Diamond said even though the county is now adding back to its reserve, funding it is “still not out of the woods.”

In order to replenish county reserves to where they were before the pandemic, Diamond said the county needs to add $1.5 million in surpluses for 96 consecutive months.

“To get back to where we were, that’s about eight years,” he said.

TDT collections totaled $21,717,000 for June, a 710% increase since last year for the same period. The intake is also up from May, during which the county reported $16.8 million from hotel stays.

Diamond said the numbers for June aren’t quite near pre-pandemic levels from 2019 but are roughly equivalent to 2017.

This comes as Florida continues to see a spike on COVID-19 cases, impacting events planned in Orange County.

The county already seen cancellations at the Orange County Convention Center, including a global surgical conference and a commercial food service convention. Visit Orlando telling News 6 local hotels are also experiencing a hit with cancellations right now.

“We still will see strong numbers for July, but looking at August and September, we would usually see a dip in travel anyway because of school starting and a lot of people slowing down on leisure travel,” said Visit Orlando CEO Casandra Matej.

Matej said the summer surge was dependent on leisure travelers. Visit Orlando focusing their campaigns on visitors from the northeast and southeast markets due to international travel restrictions.

“The fact that we haven’t really had international travel has impacted us, however we’ve been able to make it up with the domestic traveler so that’s been bolstered at least through the summer,” said Matej.

Matej said with the recent spike in covid cases, she doesn’t expect international travel to be back in full force until late next year into 2023.

About the Authors:

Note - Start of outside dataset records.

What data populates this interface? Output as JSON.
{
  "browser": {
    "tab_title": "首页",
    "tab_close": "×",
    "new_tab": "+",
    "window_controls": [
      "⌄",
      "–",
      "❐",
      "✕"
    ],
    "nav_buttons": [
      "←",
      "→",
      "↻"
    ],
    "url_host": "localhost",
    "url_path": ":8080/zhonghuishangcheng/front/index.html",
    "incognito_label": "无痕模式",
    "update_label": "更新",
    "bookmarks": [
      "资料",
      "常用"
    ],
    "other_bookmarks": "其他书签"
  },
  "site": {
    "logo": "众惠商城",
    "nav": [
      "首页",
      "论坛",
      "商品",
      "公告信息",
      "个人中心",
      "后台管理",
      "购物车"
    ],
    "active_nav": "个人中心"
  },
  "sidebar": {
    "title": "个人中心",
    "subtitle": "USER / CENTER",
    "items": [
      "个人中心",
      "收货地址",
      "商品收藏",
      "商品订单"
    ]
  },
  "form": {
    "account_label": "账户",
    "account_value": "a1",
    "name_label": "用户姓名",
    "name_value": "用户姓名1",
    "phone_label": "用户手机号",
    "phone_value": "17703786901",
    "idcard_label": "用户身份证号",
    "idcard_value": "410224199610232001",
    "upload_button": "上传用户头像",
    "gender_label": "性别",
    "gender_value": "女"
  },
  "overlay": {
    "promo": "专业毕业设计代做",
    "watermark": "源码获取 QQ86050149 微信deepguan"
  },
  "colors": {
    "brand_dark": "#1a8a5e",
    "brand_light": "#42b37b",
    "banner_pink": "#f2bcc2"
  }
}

Crystal Moyer is a morning news anchor who joined the News 6 team in 2020.